Gilbert says their punk roots were not to be taken lightly. “In those days, aligning yourself with punk music was still a risky move,” he says. “Clubs like the Spit would actually close early so kids would have time to get out before people getting out of the discos got out and started fights.”


By 1980, they were touring the country. Their first album was all over college radio and the band bought a checker cab to tour in (“We could fit seven of us in it because, in those days, we didn’t have seat belts,” says Cameron). They found themselves playing with the Talking Heads, the Ramones, and Public Image Ltd. KROQ picked up “Jackie Onassis” and the Go-Go’s came to watch them in Los Angeles. They met Andy Warhol at a show with the Knack in New York.

But not long after the release of their second album, the band imploded. No one can cite one clear factor — some think they were feeling stagnant about the stage show, some felt Bangor and Gilbert were getting tired of writing for seven people.


Lamot and Davis moved to Key West soon after and began renovating houses (Lamot also began a new cabaret career as Musty Chiffon). They now run a bed and breakfast in Hudson, N.Y. Cameron got married, had a daughter, and moved to the Bay Area to work for Sun Microsystems — her daughter, Cameron Mesirow, performs as the acclaimed indie act Glasser. Bangor, Gilbert, and Travis went on to form the Zulus in Boston. Travis later played in Sugar; and Gilbert has found a lasting career as a guitarist, backing up Pixies singer Frank Black for a while and eventually moving to Nashville, where he lives now and gigs four to five nights a week. Crocker himself had turned to a long career of interactive media installations at museums around the world — everything from the Basketball Hall of Fame to the Carnegie Institute.

Time’s been flying since ’82, so it still feels like yesterday for Crocker when, in 2002, he decided to finally transfer his archive of band footage off of his piles of three-quarter-inch tape onto a digital drive before it all wasted away. Watching some of his old footage of the Humans, he thought, “Wait a second, this is really good. It looks fresh, it feels good, and it sounds terrific.” He cut a couple of songs and put them up on his own archival website and on YouTube and approached the band about doing a DVD.

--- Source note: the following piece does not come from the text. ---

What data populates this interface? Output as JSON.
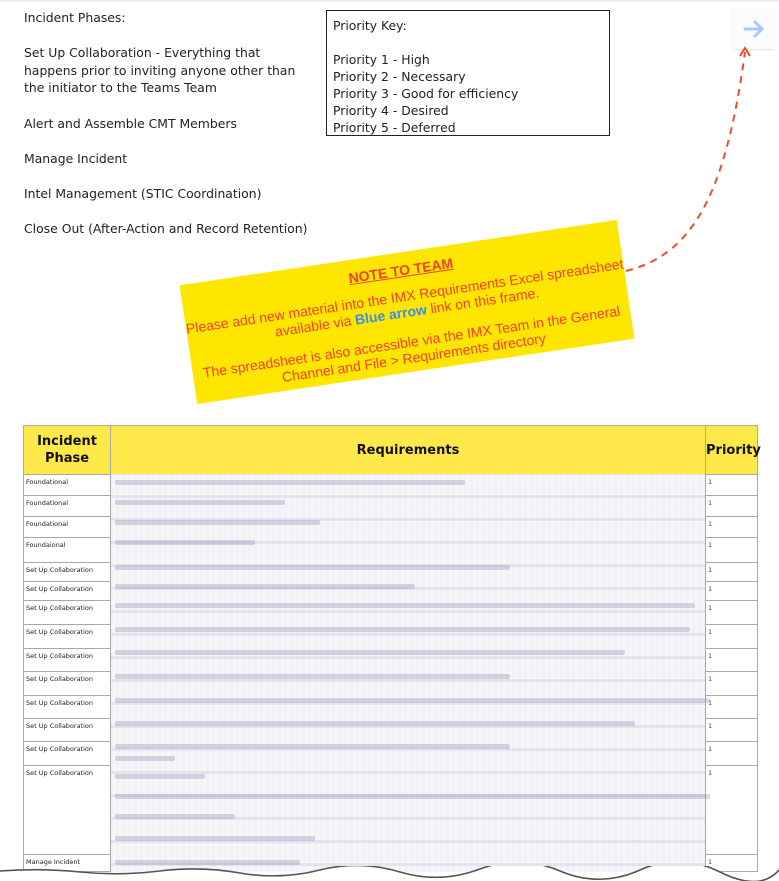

The result feels like a lifetime in the making, and for many young, late-arriving fans who will be at the show in Boston, it will literally be even longer. Nevertheless, it will be a worthy document of a particularly vibrant era in Boston rock history when weird bands ruled, punk hardly had any idea what it was doing, and you couldn’t see any of it happening unless you were  there.

Bangor remembers those days as being not so different from his days now. “I still write songs and stories and poems,” he says of his current life in New York. “It’s nothing like a career, but it’s basically why the band got together in the first place. It’s just what we did to entertain ourselves.”

Matt Parish can be reached at matt